New research van rolled out to detect dangerous driving
New mobile technology capable of automatically detecting motorists who fail to wear a seatbelt or hold mobile phones at the wheel is being trialled in the UK for the first time under plans to boost road safety. A new van packed with detection equipment has hit England’s motorways and major A-roads as part of a research project carried out alongside Warwickshire Police to understand the scale of the problem around these dangerous motoring offences. As part of this work, drivers will be sent warning letters in partnership with the police force, informing them of the dangers of their actions.
The ‘sensor test vehicle’ is equipped with multiple cameras which can record footage of passing motorists. Images captured by the cameras are processed using artificial intelligence (AI) to determine if motorists were using a handheld mobile phone and drivers and passengers were without a seat belt. The van is also capable of being kitted with additional technology to detect tailgating offences, although this system does not form part of the latest trials in Warwickshire.
The vehicle, which will be stationary at the side of the road while in use, is being trialled over a period of almost three months. The warning letters, issued by police, will remind drivers that they could be fined up to GBP500 for not wearing a seat belt in addition to penalty points. Drivers will also be asked to complete a short survey which will be used to inform National Highways’ research.
Using the technology in a van will allow National Highways to test it across different types of road to better understand driver behaviour across the network. The van is initially being employed for a around three months. Findings will inform the next steps and any future deployment.
This research forms part of National Highways’ commitment to road safety as its number one priority. England’s motorways are already among the safest roads globally and the company has an ambitious strategy to further improve safety over the coming years. This includes a long-term commitment to cutting the number of people killed or seriously injured on the strategic road network to zero by 2040.
Government figures show that there were 420 collisions on British roads in 2019 in which the driver was using a mobile phone at the wheel. Separate figures show that failure to wear a seatbelt has been attributed to one in four road deaths. National Highways Head of Road Safety Jeremy Phillips said:
“Safety remains our top priority and we want everyone to get to their destination safely.
Sadly, there are still drivers who do not feel the need to wear a seatbelt, become distracted by their phones or travel too close to the vehicle in front. We want to see if we can change driver behaviour and therefore improve road safety for everyone. Our advice is clear; please leave enough space, buckle up and give the road your full attention.”
Dr Jamie Uff, Technical Director – Strategic Consultancy, Transportation, AECOM, said:
“Despite the often-reported dangers of distracted driving and failing to wear seat belts, the numbers of people killed or seriously injured as a result of these behaviours remain high.
The technology AECOM is deploying makes detection straightforward and is providing valuable insight to the police and policy makers on the current level of road user behaviour. We are really keen to use this equipment to raise awareness and help improve road safety for all.”
Inspector Jem Mountford of Warwickshire Police said:

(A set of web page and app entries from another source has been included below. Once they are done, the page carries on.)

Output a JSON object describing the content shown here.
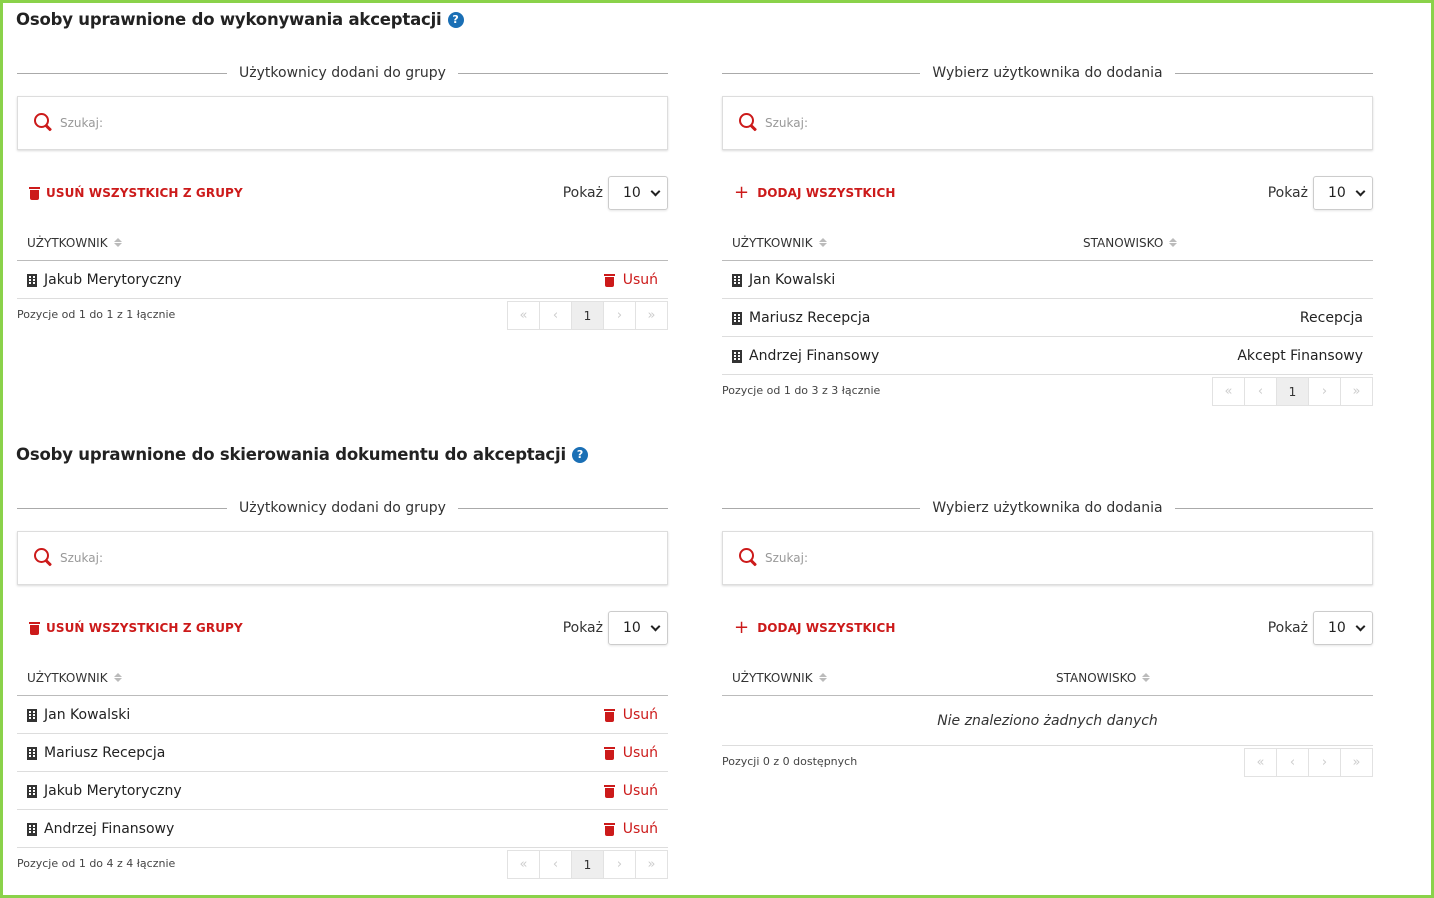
{
  "sections": [
    {
      "title": "Osoby uprawnione do wykonywania akceptacji",
      "left": {
        "heading": "Użytkownicy dodani do grupy",
        "search_placeholder": "Szukaj:",
        "action_label": "USUŃ WSZYSTKICH Z GRUPY",
        "show_label": "Pokaż",
        "show_value": "10",
        "col_user": "UŻYTKOWNIK",
        "rows": [
          {
            "name": "Jakub Merytoryczny",
            "action": "Usuń"
          }
        ],
        "info": "Pozycje od 1 do 1 z 1 łącznie",
        "page": "1"
      },
      "right": {
        "heading": "Wybierz użytkownika do dodania",
        "search_placeholder": "Szukaj:",
        "action_label": "DODAJ WSZYSTKICH",
        "show_label": "Pokaż",
        "show_value": "10",
        "col_user": "UŻYTKOWNIK",
        "col_position": "STANOWISKO",
        "rows": [
          {
            "name": "Jan Kowalski",
            "position": ""
          },
          {
            "name": "Mariusz Recepcja",
            "position": "Recepcja"
          },
          {
            "name": "Andrzej Finansowy",
            "position": "Akcept Finansowy"
          }
        ],
        "info": "Pozycje od 1 do 3 z 3 łącznie",
        "page": "1"
      }
    },
    {
      "title": "Osoby uprawnione do skierowania dokumentu do akceptacji",
      "left": {
        "heading": "Użytkownicy dodani do grupy",
        "search_placeholder": "Szukaj:",
        "action_label": "USUŃ WSZYSTKICH Z GRUPY",
        "show_label": "Pokaż",
        "show_value": "10",
        "col_user": "UŻYTKOWNIK",
        "rows": [
          {
            "name": "Jan Kowalski",
            "action": "Usuń"
          },
          {
            "name": "Mariusz Recepcja",
            "action": "Usuń"
          },
          {
            "name": "Jakub Merytoryczny",
            "action": "Usuń"
          },
          {
            "name": "Andrzej Finansowy",
            "action": "Usuń"
          }
        ],
        "info": "Pozycje od 1 do 4 z 4 łącznie",
        "page": "1"
      },
      "right": {
        "heading": "Wybierz użytkownika do dodania",
        "search_placeholder": "Szukaj:",
        "action_label": "DODAJ WSZYSTKICH",
        "show_label": "Pokaż",
        "show_value": "10",
        "col_user": "UŻYTKOWNIK",
        "col_position": "STANOWISKO",
        "empty_text": "Nie znaleziono żadnych danych",
        "info": "Pozycji 0 z 0 dostępnych"
      }
    }
  ],
  "pager_glyphs": {
    "first": "«",
    "prev": "‹",
    "next": "›",
    "last": "»"
  },
  "help_glyph": "?",
  "accent_color": "#cc1a1a",
  "help_color": "#1a6fb5",
  "frame_color": "#8ad24a"
}
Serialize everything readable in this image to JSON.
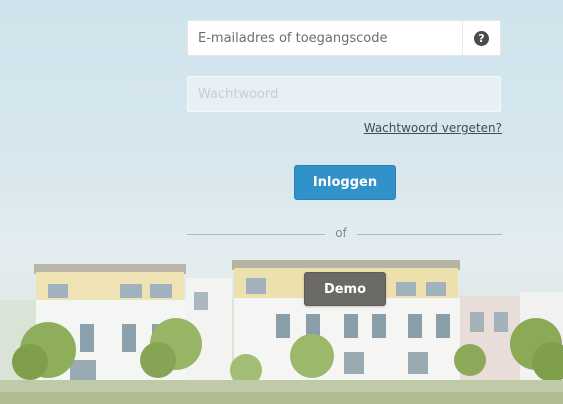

“We are really excited to see the impact that this new technology has on the behaviour of drivers in Warwickshire. Our officers deal with the tragic circumstances of collisions where often innocent people have been killed or seriously injured because a driver was distracted by a mobile phone or someone was not wearing a seatbelt. These collisions are preventable but we need all road users to do the right thing and comply with the law to make our roads safer.
During the trial the most serious breaches may be prosecuted, with others receiving warning letters, giving us the opportunity to explain how they have been caught and asking them to change their behaviour. Next time they may not be so lucky.”
Around 25% of road deaths were linked to not wearing a seatbelt in 2018. In the same year, 117 people were killed or seriously injured in a collision where the driver was found to have been distracted. A recent trial of new static road side tailgating cameras on a stretch of the M1 captured 60,343 occasions of vehicles driving too close, in just one year.
The advice from National Highways is clear: leave plenty of space, buckle up and leave your phone alone. AECOM previously worked with Acusensus (road safety AI specialists) to trial a fixed camera that could detect drivers not wearing seatbelts and holding a mobile phone. The fixed camera was installed on the M4 in Berkshire last year and detected nearly 7,000 people failing to belt up and over 25,000 drivers holding their mobile phone in just six months.
It was the first time this technology has been used anywhere in the UK. The same system was deployed for the first time in New South Wales, Australia, in 2019. Over the last two years there has been a significant and sustained reduction in road fatalities compared with other states and territories in Australia.
Separately, National Highways trialled new tailgating cameras on a stretch of the M1 near Northampton. They captured 60,343 instances of vehicles driving too close in one year (October 2020 to September 2021). Although the research is funded by National Highways, enforcement of motoring offences will remain a matter for individual police forces.
National Highways also operates three HGV cabs that are used by police to monitor driving on the strategic road network.
Around 250 dangerous drivers a month are caught as part of the Operation Tramline programme, with handheld mobile phone use and not wearing seatbelts being some of the top offences identified by police.